Chung-Yao Chao (simplified Chinese: 赵忠尧; traditional Chinese: 趙忠堯; pinyin: Zhào Zhōngyáo; Wade–Giles: Chao Chung-yao; 27 June 1902 – 28 May 1998) was a Chinese physicist. Chung-Yao Chao studied the scattering of gamma rays in lead by pair production in 1930, without knowing that positrons were involved in the anomalously high scattering cross-section. When the positron was discovered by Carl David Anderson in 1932, confirming the existence of Paul Dirac's "antimatter", it became clear that positrons could explain Chung-Yao Chao's earlier experiments, with the gamma rays being emitted from electron-positron annihilation.
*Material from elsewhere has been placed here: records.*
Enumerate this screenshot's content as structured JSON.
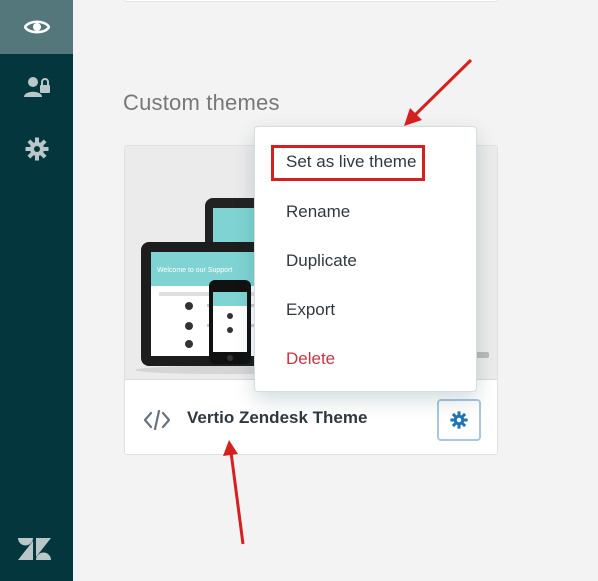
{
  "sidebar": {
    "items": [
      {
        "icon": "eye-icon",
        "active": true
      },
      {
        "icon": "user-lock-icon",
        "active": false
      },
      {
        "icon": "gear-icon",
        "active": false
      }
    ],
    "logo": "zendesk-logo"
  },
  "main": {
    "section_title": "Custom themes",
    "theme": {
      "name": "Vertio Zendesk Theme",
      "code_icon": "code-icon",
      "settings_icon": "gear-icon",
      "preview_banner": "Welcome to our Support"
    }
  },
  "menu": {
    "items": [
      {
        "label": "Set as live theme"
      },
      {
        "label": "Rename"
      },
      {
        "label": "Duplicate"
      },
      {
        "label": "Export"
      },
      {
        "label": "Delete"
      }
    ]
  },
  "colors": {
    "sidebar": "#03363d",
    "sidebar_active": "#54777c",
    "danger": "#cc3340",
    "annotation": "#d62020",
    "link_blue": "#1f73b7"
  }
}
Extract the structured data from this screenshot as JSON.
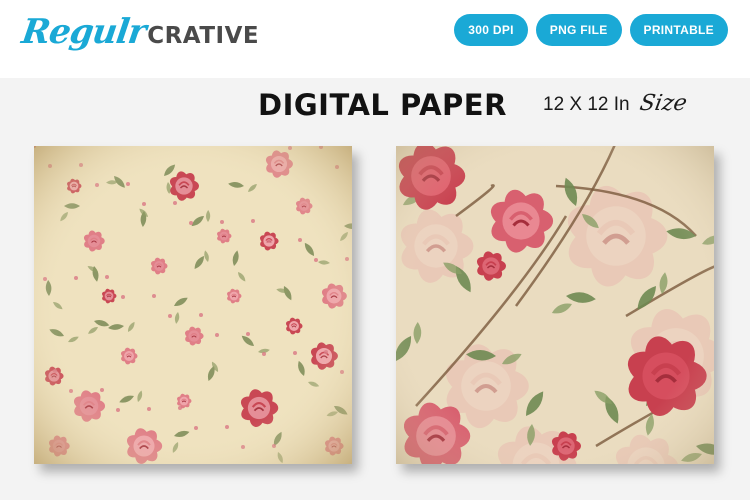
{
  "brand": {
    "script": "Regulr",
    "caps": "CRATIVE"
  },
  "badges": [
    "300 DPI",
    "PNG FILE",
    "PRINTABLE"
  ],
  "title": "DIGITAL PAPER",
  "size": {
    "dimensions": "12 X 12 In",
    "word": "Size"
  },
  "colors": {
    "accent": "#1aa9d6",
    "paper_left_bg": "#efe2bf",
    "paper_right_bg": "#eadcc0",
    "rose_pink": "#e07a85",
    "rose_red": "#c8404f",
    "leaf": "#7a8a55"
  },
  "papers": [
    {
      "name": "small-rose-pattern",
      "style": "repeating small pink roses on aged cream paper"
    },
    {
      "name": "large-rose-pattern",
      "style": "large red climbing roses with faded background roses"
    }
  ]
}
He entered Nanjing Higher Normal School (later renamed National Southeastern University, National Central University and Nanjing University), in 1920 and earned a B.S. in physics in 1925. Then he earned a Ph.D. degree in physics under supervision of Nobel Prize laureate Robert Andrews Millikan at California Institute of Technology in 1930. Later he went back to China and joined the physics faculty of Tsinghua University in Beijing.